After church, I go outside to see if Marlene and the trishaw driver were waiting for me. The guy who drove us to church isn’t there, but Marvin, who drove us around yesterday, is. He told me that our other driver had mechanical problems and he was there to take us home instead. It helps that he knew who he was looking for – he had, on other occasions, taken both Marlene and I to this church – but not both of us together. What a convoluted sentence that was. Anyway, I recognized him, so I wasn’t confused for long. I think my confusion here is becoming a rather normal thing.
On the ride home, Marlene and I talked more about the whole teaching thing, and because of the comment I made earlier about me volunteering with Project Literacy in Kelowna for a year and enjoying it, she suggests something entirely different.
She is one of the special education teachers at her school. Her boss, Victor, is the other one. They are both swamped and can’t handle the load they have. Marlene suggested hiring some aides. Victor, dubious, talked about hiring Sri Lankans and having to spend a lot of time training them. See, one of the things they need help with is proper English pronounciation by native English speakers. Victor didn’t think it would be possible to hire such people here. Well, here I am. And I can’t be the only other person in Sri Lanka like this. Marlene said she’s going to talk to Victor about it, and she suggested the possibility of me volunteering at her school as an aide for a few hours a week and when they’re ready to hire, I’ll be at the top of the list of who gets hired. They’ll already know me. I would be paid in US funds at US rates. And living a Sri Lankan standard of living. Yeah, I’m open. But again, I want part time or casual. I don’t want full time work. I’m supposed to be working on my writing. That’s got to be my main focus. This would be for fun – get me out of the house, meeting people, getting my mind working in a totally different direction for a while. A diversion, if you will. That would be good.
On the other hand, I’m planning on doing Book in a Month in October – one of the writing lists I belong to has a challenge every month – Book in a Week – where you write as much as you can that week, post your daily totals, and whoever wrote the most gets a prize. It’s on the honor system, so we don’t actually post our written pages. It works well. It’s mainly for motivation. Well, twice a year, it’s Book in a Month instead. October’s it. I wanna do it.
Basically, I’m not in a hurry, and if things work out for teachers aide/substitute teacher/whatever, then great. If not, fine. Fahim doesn’t care either way. His concern is over me having the time to write. He wants me to write my novels.
The couch is supposed to be delivered today after twelve. We wait. It doesn’t come. We get a phone call at 4:30 or so saying it’ll be delivered tomorrow.
There’s a book fair at the conference centre that Fahim and I would love to go to, but can’t. Two reasons.

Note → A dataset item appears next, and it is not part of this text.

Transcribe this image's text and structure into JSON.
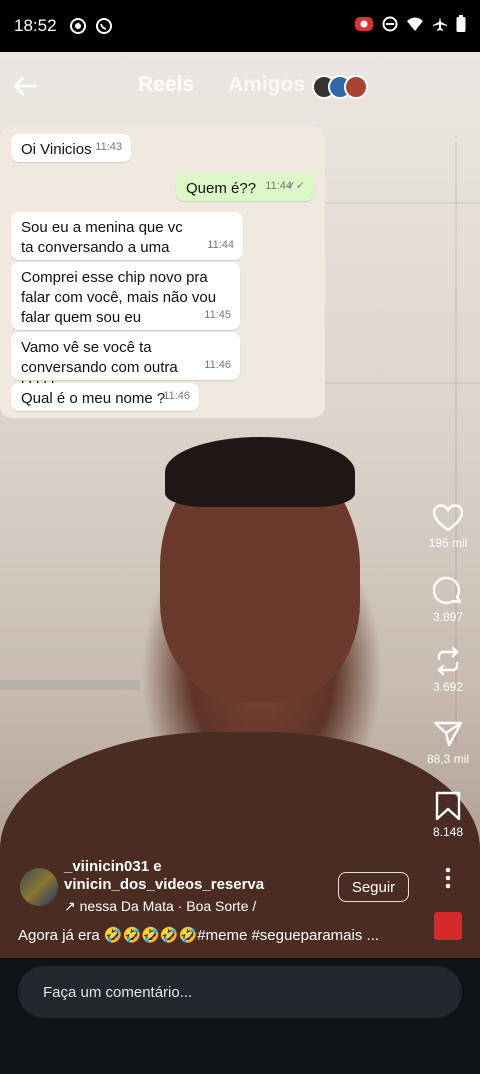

- we’re waiting for the sofa set to be delivered
- buying the sofa set broke our budget
Remember the flip flops we bought yesterday? Well, today, I got a blister between my toes, it broke, and the skin peeled off. Ow. So guess what? I can’t wear flip flops. At least, not until it’s healed, and then, I’ll have to build up a callous or something. Drat.
I work on plotting my novel. Since I’m planning on doing the October Book in a Month challenge, I have to finish plotting this week. Or else.